But so far, it was only Olams that has declared 6,000 hectares of land of rice in Nasarawa State and with the limit of 10,000 capacity of the land is available. But in Niger State, we have over 300,000 hectares of land available for rice production. And with these our irrigation sites, some of them have between 3,000 and 10,000 land available to irrigation agriculture. So the main destination for rice production in Nigeria by private investors is Niger State, because the private sector’s efficiency and commitment to achieve results is something that we need to leverage on now to make best use of and take immediate steps to uplift our people from poverty to prosperity in agriculture.
When should Nigerians be expecting Dangote Group to move in into Niger state to commence Rice and Sugarcane production activities?
We are already working hard to make sure we secure the land within the shortest possible time and we have also challenged him that he must mobilise within the shortest possible time too so that at least we would witness the dividends of this great entrepreneur in our lifetime as a government so that it would not happen after we are gone.

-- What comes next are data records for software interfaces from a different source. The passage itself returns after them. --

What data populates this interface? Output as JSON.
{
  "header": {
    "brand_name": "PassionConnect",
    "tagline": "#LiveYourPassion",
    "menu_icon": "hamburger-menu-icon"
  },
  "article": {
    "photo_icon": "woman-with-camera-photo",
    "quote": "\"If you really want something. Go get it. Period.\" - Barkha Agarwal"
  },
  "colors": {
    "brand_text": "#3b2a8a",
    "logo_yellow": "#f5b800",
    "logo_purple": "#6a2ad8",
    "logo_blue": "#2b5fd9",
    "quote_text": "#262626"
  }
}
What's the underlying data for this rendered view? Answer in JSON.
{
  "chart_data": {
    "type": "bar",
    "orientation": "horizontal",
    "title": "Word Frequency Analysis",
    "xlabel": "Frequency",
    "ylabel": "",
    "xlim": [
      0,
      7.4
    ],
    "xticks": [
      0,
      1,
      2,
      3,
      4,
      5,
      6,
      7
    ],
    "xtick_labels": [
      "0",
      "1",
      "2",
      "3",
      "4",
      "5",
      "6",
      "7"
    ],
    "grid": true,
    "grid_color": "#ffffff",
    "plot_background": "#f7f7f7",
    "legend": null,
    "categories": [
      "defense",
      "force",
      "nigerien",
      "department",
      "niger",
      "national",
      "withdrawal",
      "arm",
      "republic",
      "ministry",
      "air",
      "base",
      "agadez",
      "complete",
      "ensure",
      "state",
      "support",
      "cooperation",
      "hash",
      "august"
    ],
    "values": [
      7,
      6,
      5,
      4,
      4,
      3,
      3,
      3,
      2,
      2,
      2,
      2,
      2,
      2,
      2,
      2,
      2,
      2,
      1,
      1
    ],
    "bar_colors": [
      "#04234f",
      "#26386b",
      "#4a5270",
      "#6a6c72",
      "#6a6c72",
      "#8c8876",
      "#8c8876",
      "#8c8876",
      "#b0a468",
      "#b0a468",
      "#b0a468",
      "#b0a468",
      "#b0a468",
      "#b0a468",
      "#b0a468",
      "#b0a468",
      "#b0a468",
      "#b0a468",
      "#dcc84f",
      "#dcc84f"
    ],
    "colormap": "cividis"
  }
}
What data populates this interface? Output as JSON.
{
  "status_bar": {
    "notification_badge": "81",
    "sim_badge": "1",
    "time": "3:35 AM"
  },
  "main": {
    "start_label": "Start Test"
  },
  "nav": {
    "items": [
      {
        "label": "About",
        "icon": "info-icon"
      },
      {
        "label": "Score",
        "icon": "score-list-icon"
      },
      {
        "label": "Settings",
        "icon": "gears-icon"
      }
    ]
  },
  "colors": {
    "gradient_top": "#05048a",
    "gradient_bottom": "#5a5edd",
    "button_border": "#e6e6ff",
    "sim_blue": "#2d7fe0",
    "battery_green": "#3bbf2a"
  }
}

That is why we are putting all that is needed to make sure we achieve this in place, because we know Dangote is a serious businessman; he is not a joker at all.
With the unfolding events, it looks as if Niger State is now following Nasarawa State in the area of rice production?
No, I do not agree with you, though they commissioned rice mill. You remember that we also have some small and medium rice mills in Niger State like the Badegi Rice Mill, which was in comatose for over 15 years. It is now being brought back to function and another rice mill has been constructed by another firm, Onyx Rice Mill, also in the same Badegi and it has already been engaging out-growers for rice and by the time you those rice mills, you would know that Niger State cannot be pushed aside. And that we have other collaborators with Japanese International Co-operation (JAICA) in terms of improved synthetic technology that they have brought that the rural women are now using to improve their rice processing capabilities. So, Niger is leading but the other people are competing to make sure that they are on the same page with Niger State.